Smart v Webster  NZFC 7264
Published 07 August 2018
Failure to make provision in will — exclusion by will-maker — undue influence — moral duty — whether adequate provision was made for applicant in will — testamentary capacity — whether applicant had received a gift or a loan — Williams v Aucutt  2 NZLR 479 — Henry v Henry  NZCA 42 — Family Protection Act.
The applicant sought that the court exercise it's discretion under the Family Protection Act as she believed that the testatrix (will-maker) had failed to make adequate provision to her under the will in breach of the moral duty owed to the applicant.
Two main issues were addressed: whether the will-maker was unduly influenced by her other children; and whether she had capacity to make the contested will. The court found that the will was rational on it's face and the will-maker was presumed to have been both competent and acting voluntarily. The will was found to be valid and there was no proof of undue influence having been exerted by the applicant's siblings; findings made with reference to the express reasons given by the will-maker for not including the applicant in the will. The court noted that it did not have jurisdiction to make a finding as to the will-maker's testamentary capacity but felt that it had a duty to address the submissions made on the point, and did so in the context of discussing whether the will-maker had breached her moral duty to the applicant.
The court then turned to consider whether the will-maker had breached her moral duty to the applicant by failing to make adequate provisions to support her; and if so, how the breach should be remedied.

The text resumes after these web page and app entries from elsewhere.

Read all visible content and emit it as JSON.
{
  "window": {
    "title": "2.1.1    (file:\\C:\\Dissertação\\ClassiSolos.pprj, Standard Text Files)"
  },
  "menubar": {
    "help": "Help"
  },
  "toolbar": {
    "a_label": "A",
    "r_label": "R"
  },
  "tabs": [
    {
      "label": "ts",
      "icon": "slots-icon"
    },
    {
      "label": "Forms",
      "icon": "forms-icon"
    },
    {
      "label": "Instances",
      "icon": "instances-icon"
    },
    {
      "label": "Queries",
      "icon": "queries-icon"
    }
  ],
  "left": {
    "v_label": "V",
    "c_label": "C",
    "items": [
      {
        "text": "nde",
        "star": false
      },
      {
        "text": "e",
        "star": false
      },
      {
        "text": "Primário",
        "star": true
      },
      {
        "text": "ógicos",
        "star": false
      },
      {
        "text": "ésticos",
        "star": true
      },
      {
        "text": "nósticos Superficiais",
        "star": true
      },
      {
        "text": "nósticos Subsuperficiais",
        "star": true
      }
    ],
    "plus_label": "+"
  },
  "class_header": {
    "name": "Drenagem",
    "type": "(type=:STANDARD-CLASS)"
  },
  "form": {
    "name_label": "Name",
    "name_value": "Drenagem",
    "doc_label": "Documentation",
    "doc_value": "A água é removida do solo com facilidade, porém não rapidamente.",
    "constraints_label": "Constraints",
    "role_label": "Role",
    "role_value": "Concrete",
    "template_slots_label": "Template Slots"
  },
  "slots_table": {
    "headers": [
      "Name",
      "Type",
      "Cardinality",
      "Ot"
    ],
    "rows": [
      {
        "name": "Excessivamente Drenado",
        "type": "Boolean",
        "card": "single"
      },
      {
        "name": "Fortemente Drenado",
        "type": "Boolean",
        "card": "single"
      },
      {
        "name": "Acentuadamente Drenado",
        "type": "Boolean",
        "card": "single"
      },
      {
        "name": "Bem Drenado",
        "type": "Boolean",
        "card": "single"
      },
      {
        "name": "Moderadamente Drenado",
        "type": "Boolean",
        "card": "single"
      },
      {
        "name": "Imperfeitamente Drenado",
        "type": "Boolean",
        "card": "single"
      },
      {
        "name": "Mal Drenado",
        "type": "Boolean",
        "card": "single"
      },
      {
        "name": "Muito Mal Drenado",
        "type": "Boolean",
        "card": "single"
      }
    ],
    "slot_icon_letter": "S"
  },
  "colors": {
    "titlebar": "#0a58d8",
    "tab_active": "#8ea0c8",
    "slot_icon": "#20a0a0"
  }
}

With reference to "Henry" it was noted that an analysis of the will-maker's moral duty would depend on the contributions of the applicant to her family, and a consideration of the extent to which the applicant received benefits from the will-maker during her lifetime. The main point of contention was a transaction between the applicant and the will-maker concerning the sale of land for $18,000 with consideration being recorded as "natural love and affection". The applicant's siblings considered this transaction to be a gift to the applicant; the applicant considered it to be a loan from the will-maker. The court found that the transaction was a "gift" and that it was not insubstantial.

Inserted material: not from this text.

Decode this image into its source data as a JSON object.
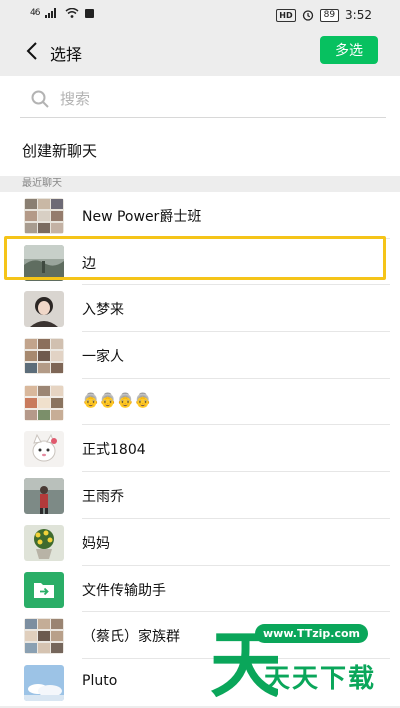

The court found that the will-maker had not evaluated her moral duty to the applicant within the context of her whole life and her competence was compromised in so far as her ability to objectively consider the moral duty to each of her children. The applicant had not undertaken any disentitling conduct and the will-maker had not recognised the applicant's needs. The court found that the applicant required recognition of her familial connection and the court accordingly exercised it's discretion in making an order in favour of the applicant. In making the order, the court accounted for the gift received by the applicant during the will-maker's lifetime and the other competing moral claims. The applicant was awarded $29,000 which represented approximately seven per cent of the estate.
Judgment Date: 17 October 2017.
* * * Note: Names have been changed to comply with legal requirements * * *